When Goldman Sachs Group Inc. employees cash their year-end checks, they'll have enough money to buy Bear Stearns Cos.
Goldman, the biggest and most profitable U.S. securities firm, set aside $16.9 billion to pay salaries, benefits and bonuses in the first nine months of 2007, according to the company's third-quarter earnings report. The stock market values Bear Stearns Cos., the fifth-biggest firm, at $14.7 billion.
The figures demonstrate how the fortunes of U.S. investment banks have diverged this year during the collapse of the subprime mortgage market and a credit-market contraction. Analysts estimate that Bear Stearns's earnings will drop 27 percent. Goldman's shares have added 12 percent this year while Bear Stearns's are down 37 percent.
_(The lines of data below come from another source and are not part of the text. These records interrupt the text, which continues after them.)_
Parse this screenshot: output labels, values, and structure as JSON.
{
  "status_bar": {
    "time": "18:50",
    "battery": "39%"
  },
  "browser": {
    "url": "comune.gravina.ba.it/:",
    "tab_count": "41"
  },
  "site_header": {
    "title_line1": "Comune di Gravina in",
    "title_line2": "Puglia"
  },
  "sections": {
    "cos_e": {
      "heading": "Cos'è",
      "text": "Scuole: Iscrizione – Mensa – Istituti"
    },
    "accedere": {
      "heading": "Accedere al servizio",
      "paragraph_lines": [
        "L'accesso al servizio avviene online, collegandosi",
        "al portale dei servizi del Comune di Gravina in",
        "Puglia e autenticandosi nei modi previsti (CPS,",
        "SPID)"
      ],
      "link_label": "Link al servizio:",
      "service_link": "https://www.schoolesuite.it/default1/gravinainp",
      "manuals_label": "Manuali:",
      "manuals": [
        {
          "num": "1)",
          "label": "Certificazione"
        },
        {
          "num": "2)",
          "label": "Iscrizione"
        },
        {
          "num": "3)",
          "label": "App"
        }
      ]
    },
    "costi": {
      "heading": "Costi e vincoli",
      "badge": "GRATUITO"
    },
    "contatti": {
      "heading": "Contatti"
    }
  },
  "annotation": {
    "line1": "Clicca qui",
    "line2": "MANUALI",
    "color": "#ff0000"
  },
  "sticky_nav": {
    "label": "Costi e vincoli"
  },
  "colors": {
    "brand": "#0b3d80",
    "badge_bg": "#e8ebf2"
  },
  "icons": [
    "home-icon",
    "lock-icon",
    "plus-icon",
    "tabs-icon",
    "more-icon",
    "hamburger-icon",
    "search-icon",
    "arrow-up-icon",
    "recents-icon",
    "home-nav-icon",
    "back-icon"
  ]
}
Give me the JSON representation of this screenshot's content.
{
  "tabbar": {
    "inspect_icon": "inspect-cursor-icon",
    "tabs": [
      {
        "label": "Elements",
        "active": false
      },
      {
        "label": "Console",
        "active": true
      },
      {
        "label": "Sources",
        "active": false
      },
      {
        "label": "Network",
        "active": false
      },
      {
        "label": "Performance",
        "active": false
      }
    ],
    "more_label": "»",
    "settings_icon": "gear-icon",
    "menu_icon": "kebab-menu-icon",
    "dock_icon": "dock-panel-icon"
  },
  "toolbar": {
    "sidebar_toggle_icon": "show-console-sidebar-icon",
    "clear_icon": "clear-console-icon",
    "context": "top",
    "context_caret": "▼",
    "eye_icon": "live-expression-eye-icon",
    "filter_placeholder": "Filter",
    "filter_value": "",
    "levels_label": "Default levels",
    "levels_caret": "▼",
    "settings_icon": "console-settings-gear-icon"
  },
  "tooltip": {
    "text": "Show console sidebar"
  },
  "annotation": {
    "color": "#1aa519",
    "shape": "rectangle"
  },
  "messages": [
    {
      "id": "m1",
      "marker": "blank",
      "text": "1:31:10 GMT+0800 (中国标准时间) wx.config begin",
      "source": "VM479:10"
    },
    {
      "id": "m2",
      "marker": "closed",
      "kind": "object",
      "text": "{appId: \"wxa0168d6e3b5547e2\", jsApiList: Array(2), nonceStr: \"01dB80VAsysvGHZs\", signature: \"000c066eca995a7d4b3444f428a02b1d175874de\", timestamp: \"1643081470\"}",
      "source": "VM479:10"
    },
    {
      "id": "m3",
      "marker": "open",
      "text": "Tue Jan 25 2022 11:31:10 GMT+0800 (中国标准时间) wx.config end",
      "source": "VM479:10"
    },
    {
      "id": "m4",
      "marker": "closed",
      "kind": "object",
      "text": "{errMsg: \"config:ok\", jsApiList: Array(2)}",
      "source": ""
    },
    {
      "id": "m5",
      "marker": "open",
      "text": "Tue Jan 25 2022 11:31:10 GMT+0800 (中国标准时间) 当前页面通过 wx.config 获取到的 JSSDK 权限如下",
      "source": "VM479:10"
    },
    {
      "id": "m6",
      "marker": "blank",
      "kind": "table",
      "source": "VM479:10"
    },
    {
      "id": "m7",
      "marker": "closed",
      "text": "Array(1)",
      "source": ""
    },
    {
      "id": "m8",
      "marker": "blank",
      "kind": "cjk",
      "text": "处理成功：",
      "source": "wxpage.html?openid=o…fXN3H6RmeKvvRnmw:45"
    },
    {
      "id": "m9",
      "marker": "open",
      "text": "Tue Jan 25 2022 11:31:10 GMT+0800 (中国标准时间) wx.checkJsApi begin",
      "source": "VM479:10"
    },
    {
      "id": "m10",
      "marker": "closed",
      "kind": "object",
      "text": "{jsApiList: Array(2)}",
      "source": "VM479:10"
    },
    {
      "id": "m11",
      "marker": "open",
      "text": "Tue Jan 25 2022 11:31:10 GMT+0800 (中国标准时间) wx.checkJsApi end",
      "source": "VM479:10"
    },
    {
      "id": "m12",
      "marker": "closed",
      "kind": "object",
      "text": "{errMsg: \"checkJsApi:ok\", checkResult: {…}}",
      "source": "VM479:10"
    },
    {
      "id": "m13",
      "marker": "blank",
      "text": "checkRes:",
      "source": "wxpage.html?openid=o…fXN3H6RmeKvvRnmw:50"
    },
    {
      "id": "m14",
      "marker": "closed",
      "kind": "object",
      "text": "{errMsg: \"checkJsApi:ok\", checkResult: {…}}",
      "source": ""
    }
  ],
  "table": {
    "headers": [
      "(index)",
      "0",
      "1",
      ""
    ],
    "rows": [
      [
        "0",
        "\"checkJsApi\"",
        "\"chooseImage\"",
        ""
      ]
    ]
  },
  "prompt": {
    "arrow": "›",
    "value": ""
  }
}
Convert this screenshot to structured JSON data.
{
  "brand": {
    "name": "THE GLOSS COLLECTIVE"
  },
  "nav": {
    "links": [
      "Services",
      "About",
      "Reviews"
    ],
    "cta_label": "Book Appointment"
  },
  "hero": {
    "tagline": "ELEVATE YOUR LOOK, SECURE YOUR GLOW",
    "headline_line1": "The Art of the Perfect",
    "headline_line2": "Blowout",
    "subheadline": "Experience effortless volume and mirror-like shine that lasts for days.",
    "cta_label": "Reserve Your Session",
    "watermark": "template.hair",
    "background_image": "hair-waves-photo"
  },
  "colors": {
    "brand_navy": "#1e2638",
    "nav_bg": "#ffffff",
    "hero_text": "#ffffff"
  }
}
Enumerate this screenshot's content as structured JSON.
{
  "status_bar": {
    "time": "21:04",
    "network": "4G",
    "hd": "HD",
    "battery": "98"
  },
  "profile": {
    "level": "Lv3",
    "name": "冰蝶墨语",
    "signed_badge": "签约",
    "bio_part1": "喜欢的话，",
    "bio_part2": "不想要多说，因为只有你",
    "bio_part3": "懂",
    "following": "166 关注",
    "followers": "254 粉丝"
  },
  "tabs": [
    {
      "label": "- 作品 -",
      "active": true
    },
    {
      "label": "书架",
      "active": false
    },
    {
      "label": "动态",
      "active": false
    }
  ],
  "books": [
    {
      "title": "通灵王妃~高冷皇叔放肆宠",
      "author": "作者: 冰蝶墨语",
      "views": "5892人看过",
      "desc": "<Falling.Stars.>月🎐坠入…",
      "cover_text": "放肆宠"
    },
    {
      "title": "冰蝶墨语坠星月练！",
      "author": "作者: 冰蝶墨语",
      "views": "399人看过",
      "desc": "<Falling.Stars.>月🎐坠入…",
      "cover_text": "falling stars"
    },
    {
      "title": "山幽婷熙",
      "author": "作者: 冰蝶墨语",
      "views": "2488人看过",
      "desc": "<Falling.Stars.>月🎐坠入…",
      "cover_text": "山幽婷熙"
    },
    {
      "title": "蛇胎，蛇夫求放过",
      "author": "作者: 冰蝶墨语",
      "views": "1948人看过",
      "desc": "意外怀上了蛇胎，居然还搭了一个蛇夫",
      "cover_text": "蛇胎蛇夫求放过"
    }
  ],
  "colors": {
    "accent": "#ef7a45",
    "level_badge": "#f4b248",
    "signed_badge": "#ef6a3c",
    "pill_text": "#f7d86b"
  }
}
"This has been a year of winners and losers on Wall Street and there will be incredible variance on bonuses from bank to bank," said Michael Karp, chief executive officer of Options Group, a recruiting firm based in New York. "The fact that Goldman Sachs can pay its employees more than Bear's market cap speaks to this disparity."